    To reduce the costs and handling time, we generated a multiplex PCR scheme that can work with both purified genomic DNA and bacterial lysates. In both cases, sufficient specificity and sensitivity were obtained, allowing detection of as low as 0.5 ng of DNA or 104 CFU/ml for all three Pantoea spp. Notably, the scheme also allowed the diagnosis of the bacteria in seed samples. This simple scheme will be of particular interest for phytopathologists, especially in Africa and other less-developed regions. Indeed, diseases due to infections by Pantoea spp. appear to be emerging in Africa, as recently documented for Benin and Togo (Kini et al. 2017a, b). In this study, the presence of three plant-pathogenic Pantoea spp. has been demonstrated for 11 African countries. The fact that many BLB-like symptomatic rice samples contained Pantoea bacteria suggests that infection by Pantoea spp. is an underestimated source for BLB and might be widespread in Africa. However, more rigorous sampling schemes are required to determine the incidence and prevalence of Pantoea spp. in various rice-growing areas in Africa.

    Among the 607 Pantoea isolates, we detected 218 strains (36%; Supplementary Table S1) that could not be assigned to any of the three Pantoea spp. but likely belong to the genus Pantoea. This is an interesting observation that shows that the genus-specific primer pair not only serves as an internal positive control of the multiplex scheme but also has its own diagnostic value. Obviously, other species of Pantoea or closely related bacteria (e.g., species of the genus Mixta) are present in Africa and are likely to cause diseases of rice plants as well.
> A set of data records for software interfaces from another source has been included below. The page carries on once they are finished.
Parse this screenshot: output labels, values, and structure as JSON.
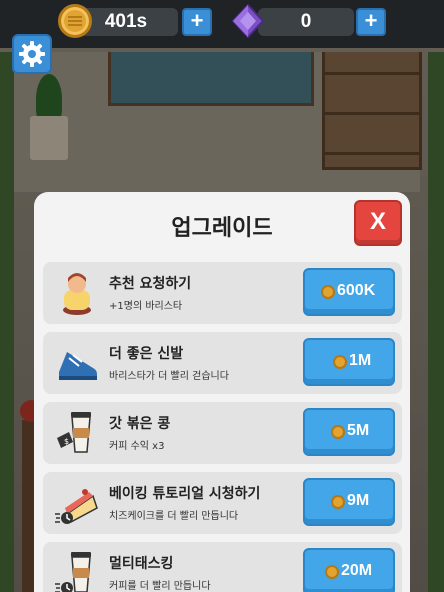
{
  "topbar": {
    "coins": "401s",
    "gems": "0",
    "add_coins_label": "+",
    "add_gems_label": "+"
  },
  "icons": {
    "coin": "coin-icon",
    "gem": "gem-icon",
    "settings": "gear-icon"
  },
  "modal": {
    "title": "업그레이드",
    "close_label": "X",
    "items": [
      {
        "name": "추천 요청하기",
        "desc": "+1명의 바리스타",
        "price": "600K",
        "icon": "barista-icon"
      },
      {
        "name": "더 좋은 신발",
        "desc": "바리스타가 더 빨리 걷습니다",
        "price": "1M",
        "icon": "shoe-icon"
      },
      {
        "name": "갓 볶은 콩",
        "desc": "커피 수익 x3",
        "price": "5M",
        "icon": "coffee-cup-icon"
      },
      {
        "name": "베이킹 튜토리얼 시청하기",
        "desc": "치즈케이크를 더 빨리 만듭니다",
        "price": "9M",
        "icon": "cheesecake-icon"
      },
      {
        "name": "멀티태스킹",
        "desc": "커피를 더 빨리 만듭니다",
        "price": "20M",
        "icon": "multitask-coffee-icon"
      }
    ]
  },
  "colors": {
    "button_blue": "#42a6e8",
    "close_red": "#e4453e",
    "coin_gold": "#e0a434",
    "gem_purple": "#7b4fc4"
  }
}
However, it is still unknown whether or not this group of isolates contains other rice-pathogenic species. Pathogenicity assays need to confirm or disprove their status as novel pathogens. Future work using MLSA and whole-genome sequencing will address a subset of the isolates tested in this study.


    We thank T. Afolabi (Africa Rice Center Cotonou, Benin) and S. Fabre and F. Auguy (IRD, Cirad, University Montpellier, IPME, Montpellier, France) for excellent technical support, and C. Tollenaere for testing this new diagnostic tool in the international laboratory “LMI Patho-Bios” (IRD-INERA Observatoire des Agents Phytopathogènes en Afrique de l’Ouest) in Burkina Faso and for helpful comments on the manuscript.

    The author(s) declare no conflict of interest.

    Literature Cited

    The author(s) declare no conflict of interest.

    Funding: Support was provided by the International Foundation for Science grant C/5921-1 and the Institute de Recherche pour le Développement Allocation de Recherche pour une Thèse au Sud.